A non-reflecting layer 8 of oxide, for example SiO2 or TiO2, is then deposited on the layer of CdTe, in order to reduce the losses by reflection in the useful spectral range, between 0.8 and 1.1 μm, and thus to improve the spectral response.

The mask of the contact 5 is finally removed. The finished detector is shown in FIG. 1F.

When used, an inverted bias potential of -10 V is applied. The spectral response of the detector is illustrated in FIG. 2.

In FIG. 2, the dashed-line curve represents the spectral response of the silicon detector shown in FIG. 1D, subjected to an inverted bias of -10 V. The spectral band is between 0.4 μm and 1.1 μm, i.e. covers all the visible and the near infrared.

The dashed and dotted curve represents the spectral response of CdTe. This material is opaque to the radiations of wave-length shorter than 0.8 μm, and its transparency increases very rapidly from 0.8 to 0.9 μm and reaches its maximum from 1 μm. The CdTe layer thus acts as a high-pass filter whose cut-off value is 0.8 μm.

The solid-line curve represents the spectral response of the detector of FIG. 1E provided with the layer of CdTe. This curve results from the product of the two preceding curves and it is observed that the spectral range is between 0.8 and 1.1 μm, with a very pronounced maximum at 0.95 μm.

The detector according to the invention will therefore have an excellent sensitivity with respect to the radiations at 0.95 μm such as those emitted by AsGa diodes.

The characteristics of the detector, in the example described, are as follows:

______________________________________sensitivity surface    2      cm.sup.2dark current           <0.5   μAresponsivity for λ = 0.95 μm                  >0.7   A/Wresponse time          <10    ns______________________________________

The detector according to the invention has several advantageous properties: large surface, excellent sensitivity for λ=0.95 μm, very short response time and, the material of the substrate being silicon, low cost of the material and easy use, the detector being able to operate at ordinary temperature.

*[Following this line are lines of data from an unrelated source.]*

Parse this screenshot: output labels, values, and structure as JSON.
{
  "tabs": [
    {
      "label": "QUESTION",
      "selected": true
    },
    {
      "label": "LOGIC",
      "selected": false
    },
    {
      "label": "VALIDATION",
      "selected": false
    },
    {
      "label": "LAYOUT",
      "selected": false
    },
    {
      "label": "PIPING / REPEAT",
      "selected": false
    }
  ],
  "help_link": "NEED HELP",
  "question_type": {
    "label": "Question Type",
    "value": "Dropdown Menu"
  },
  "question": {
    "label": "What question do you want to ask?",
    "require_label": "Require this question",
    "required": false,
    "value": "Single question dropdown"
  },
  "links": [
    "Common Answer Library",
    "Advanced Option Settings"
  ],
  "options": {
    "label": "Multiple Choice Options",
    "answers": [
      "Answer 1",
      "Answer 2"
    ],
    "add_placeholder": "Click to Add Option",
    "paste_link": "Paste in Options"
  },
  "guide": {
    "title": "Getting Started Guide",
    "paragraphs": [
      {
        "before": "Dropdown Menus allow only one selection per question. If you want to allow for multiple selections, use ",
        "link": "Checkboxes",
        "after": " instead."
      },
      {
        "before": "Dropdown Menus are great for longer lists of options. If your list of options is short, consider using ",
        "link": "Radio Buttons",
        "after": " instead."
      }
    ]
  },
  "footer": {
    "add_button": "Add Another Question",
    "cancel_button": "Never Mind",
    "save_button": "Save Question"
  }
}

Patent Citations
Cited PatentFiling datePublication dateApplicantTitle
US3218204 *13 Jul 196216 Nov 1965Monsanto CoUse of hydrogen halide as a carrier gas in forming ii-vi compound from a crude ii-vicompound
US3261726 *9 Oct 196119 Jul 1966Monsanto CoProduction of epitaxial films
US3364066 *30 Jun 196416 Jan 1968Barnes Eng CoBlack pigment for the blackening of infrared radiation detectors
US3996461 *31 Mar 19757 Dec 1976Texas Instruments IncorporatedSilicon photosensor with optical thin film filter
US4228349 *28 Aug 197814 Oct 1980Rca CorporationIII-V Direct-bandgap semiconductor optical filter
Referenced by
Citing PatentFiling datePublication dateApplicantTitle
US5134277 *5 Sep 199028 Jul 1992Australian Meat And Live-Stock CorporationRemote data transfer system with ambient light insensitive circuitry
US5847397 *30 Jul 19968 Dec 1998Trustees Of Boston UniversityPhotodetectors using III-V nitrides
US695370330 Jun 200311 Oct 2005The Trustees Of Boston UniversityMethod of making a semiconductor device with exposure of sapphire substrate to activated nitrogen
US723581930 Jun 200326 Jun 2007The Trustees Of Boston UniversitySemiconductor device having group III nitride buffer layer and growth layers
US766315726 Jan 200716 Feb 2010The Trustees Of Boston UniversitySemiconductor device having group III nitride buffer layer and growth layers
US20040053478 *30 Jun 200318 Mar 2004Moustakas Theodore D.Method of making a semiconductor device with exposure of sapphire substrate to activated nitrogen
Classifications
U.S. Classification257/442, 257/461, 359/350, 257/E31.121, 250/370.01, 257/E31.057, 250/370.13, 250/226, 359/885
International ClassificationH01L31/10, H01L31/0216, H01L31/103
Cooperative ClassificationH01L31/103, H01L31/02162
European ClassificationH01L31/0216B2, H01L31/103
Legal Events
DateCodeEventDescription
9 Jun 1981ASAssignment
Owner name: SOCIETE ANONYME DE TELECOMMUNICATIONS, 40 AVENUE D
Free format text: ASSIGNMENT OF ASSIGNORS INTEREST.;ASSIGNOR:GAUTHIER, ANDRE;REEL/FRAME:003894/0122
Effective date: 19810603
10 Jun 1987FPAYFee payment
Year of fee payment: 4
16 Jul 1991REMIMaintenance fee reminder mailed
15 Dec 1991LAPSLapse for failure to pay maintenance fees
18 Feb 1992FPExpired due to failure to pay maintenance fee
Effective date: 19911215